▶ Exercise prompt
Determine the count of lines in the data below that include the word "this", and give nothing besides it.

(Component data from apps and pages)
※

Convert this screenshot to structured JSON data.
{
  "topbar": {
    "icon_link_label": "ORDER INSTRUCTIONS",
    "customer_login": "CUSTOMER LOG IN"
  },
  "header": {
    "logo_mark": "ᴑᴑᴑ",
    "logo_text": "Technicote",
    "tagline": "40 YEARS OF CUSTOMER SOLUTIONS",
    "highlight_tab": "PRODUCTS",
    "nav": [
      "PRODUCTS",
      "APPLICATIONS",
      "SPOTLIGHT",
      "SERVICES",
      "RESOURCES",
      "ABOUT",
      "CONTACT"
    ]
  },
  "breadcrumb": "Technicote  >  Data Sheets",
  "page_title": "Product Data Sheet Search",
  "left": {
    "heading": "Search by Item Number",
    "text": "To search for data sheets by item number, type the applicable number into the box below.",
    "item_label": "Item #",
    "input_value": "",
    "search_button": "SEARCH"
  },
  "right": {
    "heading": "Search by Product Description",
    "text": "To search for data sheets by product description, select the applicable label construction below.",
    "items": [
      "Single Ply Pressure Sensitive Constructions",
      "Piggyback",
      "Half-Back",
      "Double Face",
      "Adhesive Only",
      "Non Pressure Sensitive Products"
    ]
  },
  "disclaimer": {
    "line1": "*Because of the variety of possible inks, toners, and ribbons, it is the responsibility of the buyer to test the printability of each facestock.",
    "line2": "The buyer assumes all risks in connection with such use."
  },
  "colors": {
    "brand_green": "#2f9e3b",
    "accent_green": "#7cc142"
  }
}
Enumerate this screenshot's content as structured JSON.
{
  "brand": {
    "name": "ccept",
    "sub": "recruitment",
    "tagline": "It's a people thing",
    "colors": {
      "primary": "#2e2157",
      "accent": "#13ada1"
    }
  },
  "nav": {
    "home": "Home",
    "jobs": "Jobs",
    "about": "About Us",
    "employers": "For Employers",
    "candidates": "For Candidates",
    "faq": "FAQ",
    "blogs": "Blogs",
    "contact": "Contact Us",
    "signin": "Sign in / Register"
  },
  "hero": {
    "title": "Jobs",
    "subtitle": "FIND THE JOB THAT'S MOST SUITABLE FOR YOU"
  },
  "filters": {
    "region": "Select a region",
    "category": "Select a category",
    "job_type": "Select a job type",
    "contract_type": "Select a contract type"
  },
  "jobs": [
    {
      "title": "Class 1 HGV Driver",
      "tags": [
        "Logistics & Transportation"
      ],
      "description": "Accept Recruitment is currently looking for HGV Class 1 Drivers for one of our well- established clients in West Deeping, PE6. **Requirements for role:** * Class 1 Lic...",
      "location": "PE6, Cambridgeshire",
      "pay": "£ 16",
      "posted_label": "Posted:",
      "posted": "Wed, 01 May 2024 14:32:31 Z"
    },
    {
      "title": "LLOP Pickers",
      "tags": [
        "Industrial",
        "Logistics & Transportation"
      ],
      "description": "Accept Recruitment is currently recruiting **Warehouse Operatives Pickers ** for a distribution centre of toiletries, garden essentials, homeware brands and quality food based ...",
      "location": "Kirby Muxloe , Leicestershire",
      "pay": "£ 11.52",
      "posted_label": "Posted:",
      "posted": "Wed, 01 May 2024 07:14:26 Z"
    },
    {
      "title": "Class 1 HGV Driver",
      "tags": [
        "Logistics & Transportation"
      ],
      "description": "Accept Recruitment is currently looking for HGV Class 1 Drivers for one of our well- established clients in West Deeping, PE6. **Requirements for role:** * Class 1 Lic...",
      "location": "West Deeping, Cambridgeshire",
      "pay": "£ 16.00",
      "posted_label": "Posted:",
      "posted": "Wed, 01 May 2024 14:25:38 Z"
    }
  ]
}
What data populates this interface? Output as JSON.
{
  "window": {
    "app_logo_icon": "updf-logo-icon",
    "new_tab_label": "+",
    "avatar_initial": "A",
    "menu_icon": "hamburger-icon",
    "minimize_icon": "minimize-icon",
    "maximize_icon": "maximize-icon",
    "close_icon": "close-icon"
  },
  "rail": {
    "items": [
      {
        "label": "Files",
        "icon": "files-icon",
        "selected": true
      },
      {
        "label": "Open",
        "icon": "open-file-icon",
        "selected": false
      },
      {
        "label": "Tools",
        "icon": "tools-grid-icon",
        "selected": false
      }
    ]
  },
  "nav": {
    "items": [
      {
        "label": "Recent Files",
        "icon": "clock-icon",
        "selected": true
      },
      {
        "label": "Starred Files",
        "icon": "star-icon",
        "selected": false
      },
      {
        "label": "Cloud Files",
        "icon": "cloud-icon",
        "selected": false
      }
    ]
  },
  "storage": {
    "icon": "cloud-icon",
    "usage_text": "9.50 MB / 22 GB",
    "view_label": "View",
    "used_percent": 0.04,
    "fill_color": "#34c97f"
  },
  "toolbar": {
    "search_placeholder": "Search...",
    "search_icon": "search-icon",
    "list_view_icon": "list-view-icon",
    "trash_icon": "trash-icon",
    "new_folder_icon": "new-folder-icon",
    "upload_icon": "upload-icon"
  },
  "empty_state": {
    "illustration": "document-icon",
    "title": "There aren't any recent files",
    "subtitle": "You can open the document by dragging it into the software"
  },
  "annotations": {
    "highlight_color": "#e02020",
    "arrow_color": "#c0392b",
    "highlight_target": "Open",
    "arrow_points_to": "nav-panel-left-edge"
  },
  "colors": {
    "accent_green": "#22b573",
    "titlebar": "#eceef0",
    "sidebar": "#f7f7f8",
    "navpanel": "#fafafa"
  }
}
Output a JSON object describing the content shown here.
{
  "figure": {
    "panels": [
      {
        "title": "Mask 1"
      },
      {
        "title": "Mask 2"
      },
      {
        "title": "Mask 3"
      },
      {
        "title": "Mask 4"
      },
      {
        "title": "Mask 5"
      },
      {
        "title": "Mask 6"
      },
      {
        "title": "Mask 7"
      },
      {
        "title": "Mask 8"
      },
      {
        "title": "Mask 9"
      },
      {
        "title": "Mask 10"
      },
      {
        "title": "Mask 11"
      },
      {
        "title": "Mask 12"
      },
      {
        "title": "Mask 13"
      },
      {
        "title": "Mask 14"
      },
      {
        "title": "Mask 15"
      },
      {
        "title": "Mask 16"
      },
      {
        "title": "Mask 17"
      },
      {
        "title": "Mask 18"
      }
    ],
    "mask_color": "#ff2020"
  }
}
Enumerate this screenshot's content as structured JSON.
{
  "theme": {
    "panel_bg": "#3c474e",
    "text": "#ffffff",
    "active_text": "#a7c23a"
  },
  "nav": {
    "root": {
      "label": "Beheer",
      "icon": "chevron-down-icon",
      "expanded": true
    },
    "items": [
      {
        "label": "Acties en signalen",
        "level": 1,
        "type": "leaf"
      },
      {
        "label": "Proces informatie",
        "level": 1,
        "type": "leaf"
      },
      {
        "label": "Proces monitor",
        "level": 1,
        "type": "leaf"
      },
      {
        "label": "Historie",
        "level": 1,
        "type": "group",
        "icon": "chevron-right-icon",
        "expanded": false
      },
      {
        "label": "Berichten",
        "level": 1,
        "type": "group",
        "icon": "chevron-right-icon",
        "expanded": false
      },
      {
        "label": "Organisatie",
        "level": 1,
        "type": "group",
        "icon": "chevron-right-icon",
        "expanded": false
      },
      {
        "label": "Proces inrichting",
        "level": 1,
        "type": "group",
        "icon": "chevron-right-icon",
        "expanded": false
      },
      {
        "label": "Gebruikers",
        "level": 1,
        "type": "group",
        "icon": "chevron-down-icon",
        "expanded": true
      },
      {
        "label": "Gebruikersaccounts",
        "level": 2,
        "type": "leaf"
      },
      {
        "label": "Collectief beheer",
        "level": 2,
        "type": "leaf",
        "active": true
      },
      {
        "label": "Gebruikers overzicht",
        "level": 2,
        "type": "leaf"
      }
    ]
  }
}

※

▶ Task solution
4